## Instructions to follow
Without the pictures, output all of the data exactly.

## Provided records
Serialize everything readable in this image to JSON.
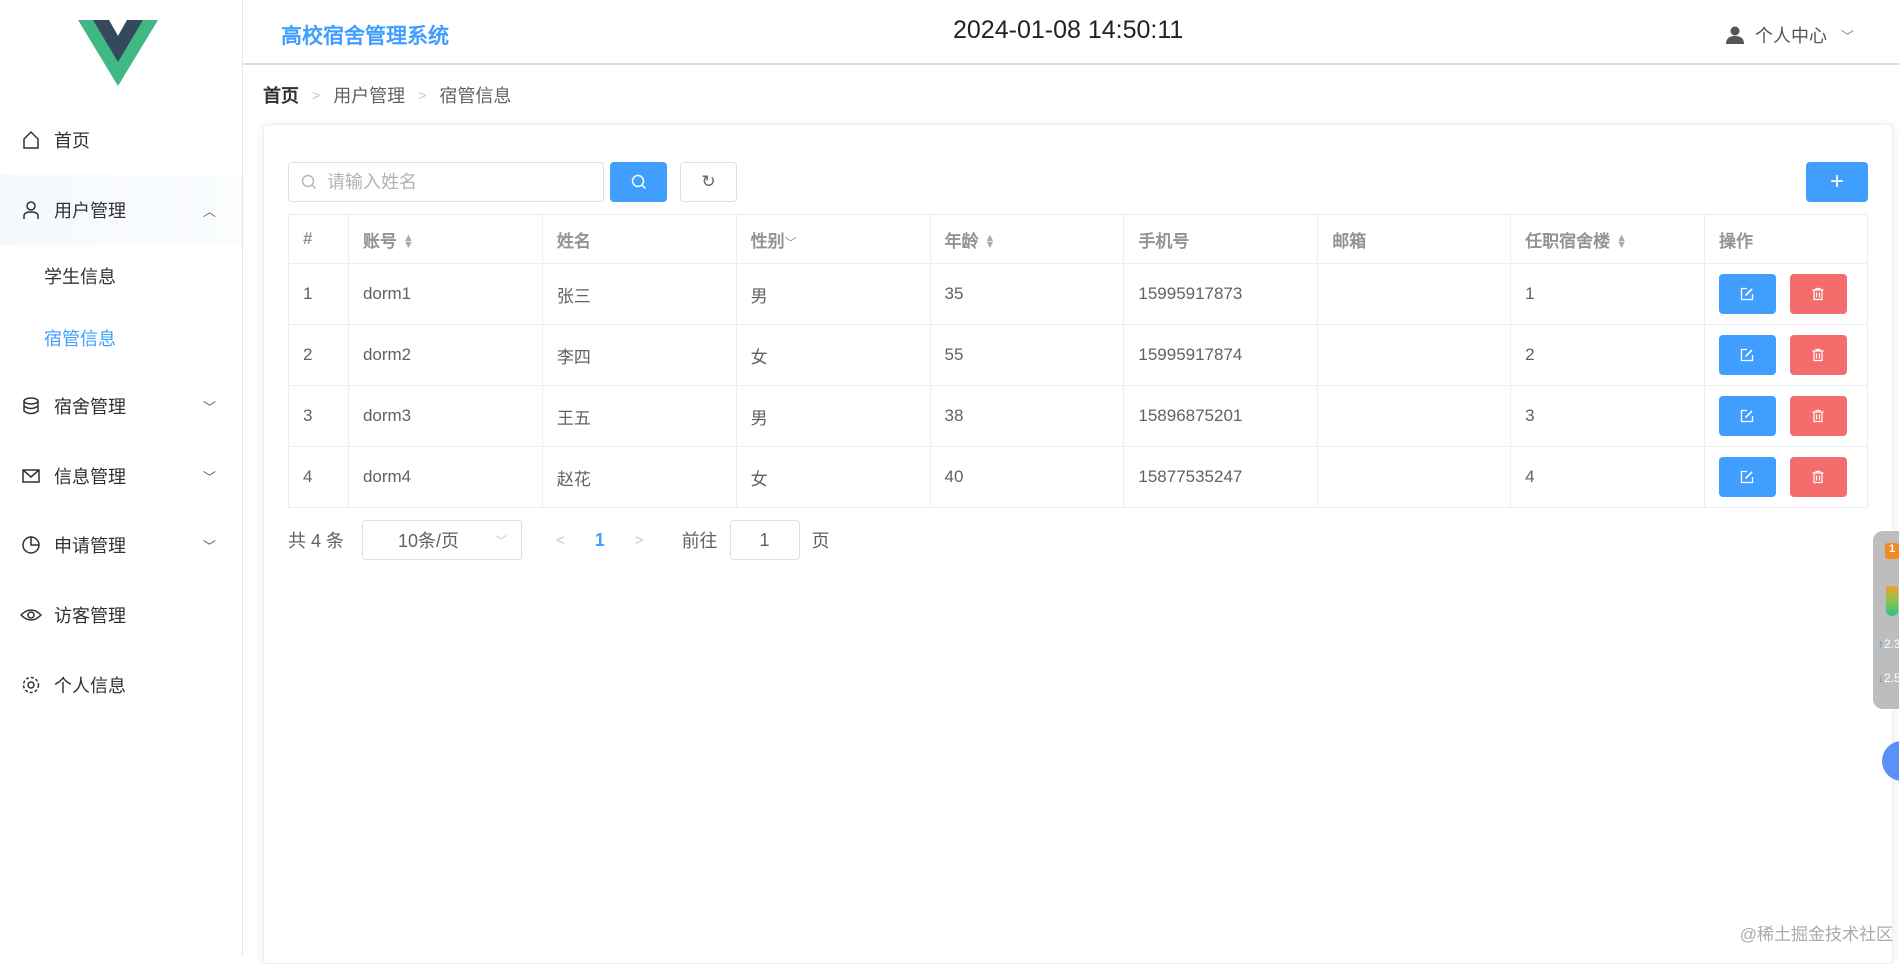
{
  "header": {
    "app_title": "高校宿舍管理系统",
    "datetime": "2024-01-08 14:50:11",
    "user_menu": "个人中心"
  },
  "sidebar": {
    "items": [
      {
        "label": "首页",
        "icon": "home-icon"
      },
      {
        "label": "用户管理",
        "icon": "user-icon",
        "expanded": true,
        "children": [
          {
            "label": "学生信息"
          },
          {
            "label": "宿管信息",
            "active": true
          }
        ]
      },
      {
        "label": "宿舍管理",
        "icon": "database-icon"
      },
      {
        "label": "信息管理",
        "icon": "message-icon"
      },
      {
        "label": "申请管理",
        "icon": "pie-chart-icon"
      },
      {
        "label": "访客管理",
        "icon": "eye-icon"
      },
      {
        "label": "个人信息",
        "icon": "gear-icon"
      }
    ]
  },
  "breadcrumb": [
    "首页",
    "用户管理",
    "宿管信息"
  ],
  "search": {
    "placeholder": "请输入姓名",
    "value": ""
  },
  "table": {
    "columns": [
      "#",
      "账号",
      "姓名",
      "性别",
      "年龄",
      "手机号",
      "邮箱",
      "任职宿舍楼",
      "操作"
    ],
    "rows": [
      {
        "index": "1",
        "account": "dorm1",
        "name": "张三",
        "gender": "男",
        "age": "35",
        "phone": "15995917873",
        "email": "",
        "building": "1"
      },
      {
        "index": "2",
        "account": "dorm2",
        "name": "李四",
        "gender": "女",
        "age": "55",
        "phone": "15995917874",
        "email": "",
        "building": "2"
      },
      {
        "index": "3",
        "account": "dorm3",
        "name": "王五",
        "gender": "男",
        "age": "38",
        "phone": "15896875201",
        "email": "",
        "building": "3"
      },
      {
        "index": "4",
        "account": "dorm4",
        "name": "赵花",
        "gender": "女",
        "age": "40",
        "phone": "15877535247",
        "email": "",
        "building": "4"
      }
    ]
  },
  "pagination": {
    "total": "共 4 条",
    "page_size": "10条/页",
    "current_page": "1",
    "goto_label": "前往",
    "goto_value": "1",
    "page_suffix": "页"
  },
  "widget": {
    "badge": "1",
    "up": "2.3",
    "down": "2.5"
  },
  "watermark": "@稀土掘金技术社区",
  "colors": {
    "primary": "#409eff",
    "danger": "#f56c6c",
    "logo_green": "#41b883",
    "logo_dark": "#35495e"
  }
}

## Exercise output
Serialize everything readable in this image to JSON.
{
  "header": {
    "app_title": "高校宿舍管理系统",
    "datetime": "2024-01-08 14:50:11",
    "user_menu": "个人中心"
  },
  "sidebar": {
    "items": [
      {
        "label": "首页",
        "icon": "home-icon"
      },
      {
        "label": "用户管理",
        "icon": "user-icon",
        "expanded": true,
        "children": [
          {
            "label": "学生信息"
          },
          {
            "label": "宿管信息",
            "active": true
          }
        ]
      },
      {
        "label": "宿舍管理",
        "icon": "database-icon"
      },
      {
        "label": "信息管理",
        "icon": "message-icon"
      },
      {
        "label": "申请管理",
        "icon": "pie-chart-icon"
      },
      {
        "label": "访客管理",
        "icon": "eye-icon"
      },
      {
        "label": "个人信息",
        "icon": "gear-icon"
      }
    ]
  },
  "breadcrumb": [
    "首页",
    "用户管理",
    "宿管信息"
  ],
  "search": {
    "placeholder": "请输入姓名",
    "value": ""
  },
  "table": {
    "columns": [
      "#",
      "账号",
      "姓名",
      "性别",
      "年龄",
      "手机号",
      "邮箱",
      "任职宿舍楼",
      "操作"
    ],
    "rows": [
      {
        "index": "1",
        "account": "dorm1",
        "name": "张三",
        "gender": "男",
        "age": "35",
        "phone": "15995917873",
        "email": "",
        "building": "1"
      },
      {
        "index": "2",
        "account": "dorm2",
        "name": "李四",
        "gender": "女",
        "age": "55",
        "phone": "15995917874",
        "email": "",
        "building": "2"
      },
      {
        "index": "3",
        "account": "dorm3",
        "name": "王五",
        "gender": "男",
        "age": "38",
        "phone": "15896875201",
        "email": "",
        "building": "3"
      },
      {
        "index": "4",
        "account": "dorm4",
        "name": "赵花",
        "gender": "女",
        "age": "40",
        "phone": "15877535247",
        "email": "",
        "building": "4"
      }
    ]
  },
  "pagination": {
    "total": "共 4 条",
    "page_size": "10条/页",
    "current_page": "1",
    "goto_label": "前往",
    "goto_value": "1",
    "page_suffix": "页"
  },
  "widget": {
    "badge": "1",
    "up": "2.3",
    "down": "2.5"
  },
  "watermark": "@稀土掘金技术社区",
  "colors": {
    "primary": "#409eff",
    "danger": "#f56c6c",
    "logo_green": "#41b883",
    "logo_dark": "#35495e"
  }
}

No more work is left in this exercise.